Prince George has been christened and baptised, but most people think the ceremonies are unimportant – even a third of Christians
Today the Archbishop of Canterbury Justin Welby has christened and baptised Prince George, the three-month-old son of the Duke and Duchess of Cambridge. The Archbishop has said he hopes the “extraordinary” ceremony will inspire others to have their children baptised, and some even camped overnight in the rain to get a view of the royal affair.
But most British adults (52%) think ceremonies such as christening and baptism are not important.
43% do think they are important.
While the majority of Christians (64%) do think the ceremonies are important, a surprisingly large number – a third (33%) – do not.
This is twice the number of non-Christians who think they are important (17%).
Prince George’s Godparents were also announced today. There are seven alltogether, including Zara Tindall, wife of former England rugby player Mike Tindall.

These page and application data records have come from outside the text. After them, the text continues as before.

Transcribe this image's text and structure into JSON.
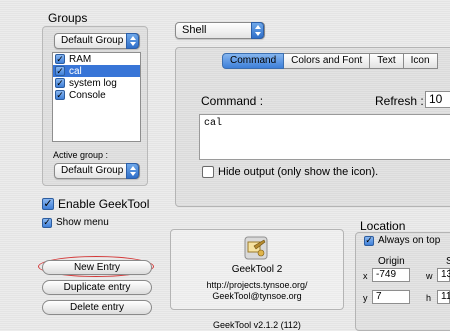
{
  "groups": {
    "title": "Groups",
    "selected_group": "Default Group",
    "items": [
      {
        "label": "RAM",
        "checked": true,
        "selected": false
      },
      {
        "label": "cal",
        "checked": true,
        "selected": true
      },
      {
        "label": "system log",
        "checked": true,
        "selected": false
      },
      {
        "label": "Console",
        "checked": true,
        "selected": false
      }
    ],
    "active_group_label": "Active group :",
    "active_group": "Default Group"
  },
  "enable": {
    "label": "Enable GeekTool",
    "checked": true
  },
  "show_menu": {
    "label": "Show menu",
    "checked": true
  },
  "buttons": {
    "new_entry": "New Entry",
    "duplicate_entry": "Duplicate entry",
    "delete_entry": "Delete entry"
  },
  "info": {
    "app_name": "GeekTool 2",
    "url": "http://projects.tynsoe.org/",
    "email": "GeekTool@tynsoe.org",
    "version": "GeekTool v2.1.2 (112)"
  },
  "entry_type": "Shell",
  "tabs": [
    "Command",
    "Colors and Font",
    "Text",
    "Icon"
  ],
  "active_tab": "Command",
  "command": {
    "label": "Command :",
    "value": "cal",
    "refresh_label": "Refresh :",
    "refresh_value": "10",
    "hide_output_label": "Hide output (only show the icon).",
    "hide_output_checked": false
  },
  "location": {
    "title": "Location",
    "always_on_top_label": "Always on top",
    "always_on_top_checked": true,
    "origin_label": "Origin",
    "size_label": "S",
    "x_label": "x",
    "x_value": "-749",
    "y_label": "y",
    "y_value": "7",
    "w_label": "w",
    "w_value": "13",
    "h_label": "h",
    "h_value": "11"
  },
  "colors": {
    "selection": "#3875d7",
    "accent": "#3d7fd9",
    "highlight_ring": "#d43a3a"
  }
}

The ceremony was by royal standards low-key, and didn’t follow the tradition of holding the service in the Music Room of Buckingham Palace.